→ What the task requires
Pick each line containing the word "Training" out of the data below.

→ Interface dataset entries

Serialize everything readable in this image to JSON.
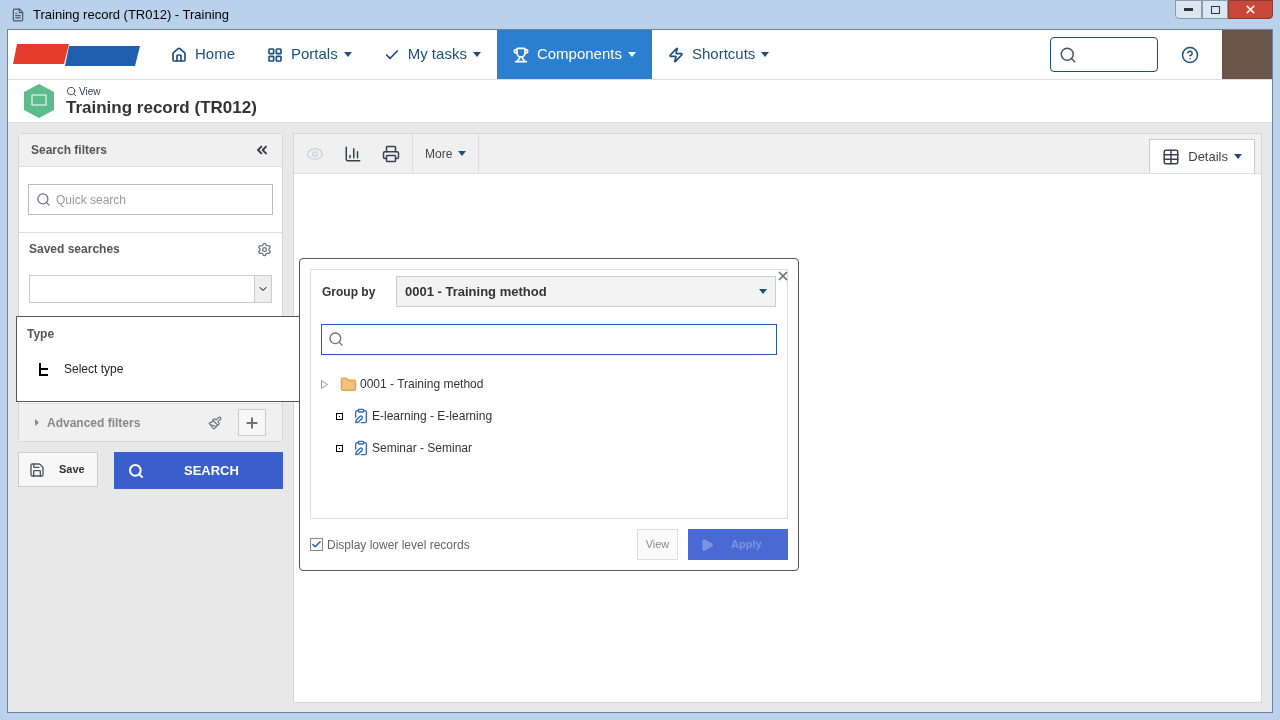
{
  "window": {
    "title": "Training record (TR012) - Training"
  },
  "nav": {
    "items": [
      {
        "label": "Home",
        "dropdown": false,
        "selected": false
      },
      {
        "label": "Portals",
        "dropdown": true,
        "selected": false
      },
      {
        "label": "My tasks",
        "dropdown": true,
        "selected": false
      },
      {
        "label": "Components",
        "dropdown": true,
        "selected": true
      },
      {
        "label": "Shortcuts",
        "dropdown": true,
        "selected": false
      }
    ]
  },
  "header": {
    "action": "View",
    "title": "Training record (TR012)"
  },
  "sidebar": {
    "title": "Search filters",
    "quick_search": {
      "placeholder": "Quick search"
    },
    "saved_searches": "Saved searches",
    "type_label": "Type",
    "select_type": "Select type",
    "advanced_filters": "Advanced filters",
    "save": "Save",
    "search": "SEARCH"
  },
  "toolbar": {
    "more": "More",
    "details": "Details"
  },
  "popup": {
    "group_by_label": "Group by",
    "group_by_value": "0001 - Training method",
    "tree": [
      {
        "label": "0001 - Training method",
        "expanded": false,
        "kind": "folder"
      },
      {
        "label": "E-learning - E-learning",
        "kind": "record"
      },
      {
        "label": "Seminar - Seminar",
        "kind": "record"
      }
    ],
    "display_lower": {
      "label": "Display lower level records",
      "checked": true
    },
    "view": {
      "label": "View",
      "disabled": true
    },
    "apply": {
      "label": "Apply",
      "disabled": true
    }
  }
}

→ Result
    "title": "Training record (TR012) - Training"
    "title": "Training record (TR012)"
    "group_by_value": "0001 - Training method",
        "label": "0001 - Training method",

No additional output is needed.